In the restaurant world, it takes courage to introduce a new food to the market or take an opposite tack to what you know already works. But that’s exactly what restaurateurs Jesse Johnson and Angelo Contrada of Without Papers Pizza and the now-closed Sugo have done with Pow Pizza, a new takeout joint serving hearty Detroit-inspired pizza in Renfrew.
The pair wanted to try and serve a different but equally delicious pizza to the Neapolitan-inspired thin crust served at the popular Without Papers. They also wanted to try their hands at the reduced-overhead world of a take home only (well, mostly — Pow does have two seats) service model.
That meant research. So Johnson, Contrada and a few other team members headed to the honourary home of thick crust and deep dish-style pizza: the American Midwest. Their research began in Chicago, but it wasn’t until they reached Detroit that inspiration really took hold. Detroit-style pizza is said to have been invented in 1946 in a shop called Buddy’s Rendezvous (later renamed Buddy’s Pizza) when Gus and Anna Guerra interpreted a Sicilian dough recipe in the most Motor City way possible — baking it in a thick, rectangular steel pan said to have been used to hold spare parts in a car manufacturing facility.

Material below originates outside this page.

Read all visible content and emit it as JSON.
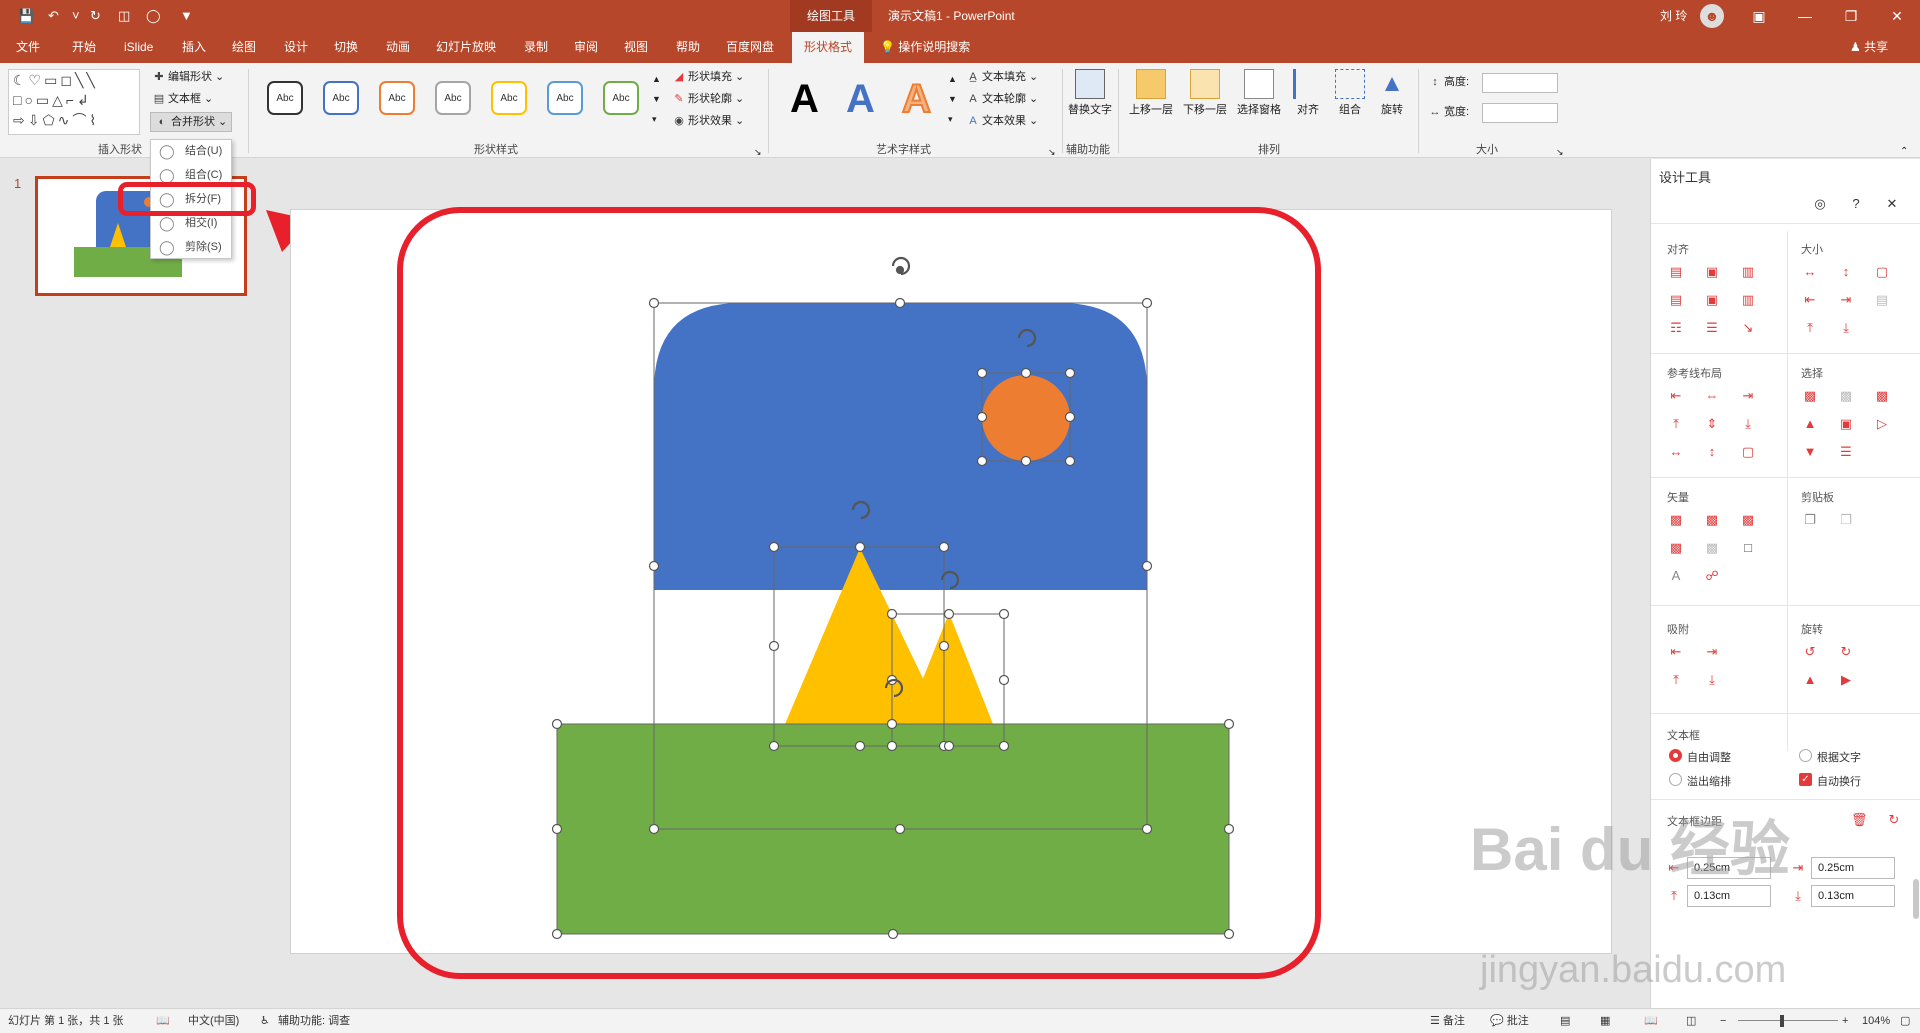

Johnson and Contrada were fascinated, but wanted to try it their own way. The result is the “Detroit spirited pizza” cooked up in the tiny 48-square-foot kitchen on Russet Road near Edmonton Trail and 16 Avenue N.E. The largely residential area is where chef Contrada lives. He spent the first month of operations hand-delivering free pizzas to his neighbours to get the word out. This not-so-subtle approach matches Pow’s branding, a vintage comic book explosion of speech bubbles in vibrant red, yellow and orange.
While construction of the rectangular pizzas varies among the unique creations at Pow, most of its pizzas stick to the Detroit tradition of massive, spongy crust, toppings buried beneath a mountain of cheese and tomato sauce doled out on top after the baking process is completed. The benefits of this method are three-fold: the tomato sauce isn’t overcooked in the extended bake, the molten cheese crisps into a secondary crust encasing the perimeter of the pies and the chewy dough will satiate you within a slice or two.
Pies are available in small and large sizes and, as of writing, only 100 doughs are prepped per day. Styles range from elevated classics like the Wagyu beef Classic Pepperoni, to unexpected ingenuity like a curry and yogourt pizza and the Haute Renfrew (see what they did there?), which has potato, bacon and sour cream. Contrada also dreams up a new chef’s specialty each week.
Right now, Pow feels like a hidden gem. You can’t order delivery and it won’t cross your path on a stumble home from 17th Avenue on a Saturday night. Potential plans include adding delivery, creating a community gathering space at the adjacent parklet and maybe even expanding next door in order to offer sit-down service. If that’s something you’d like to see, make sure to order early and order often.
1025 Russet Rd. N.E., 403-263-1115, powpizza.ca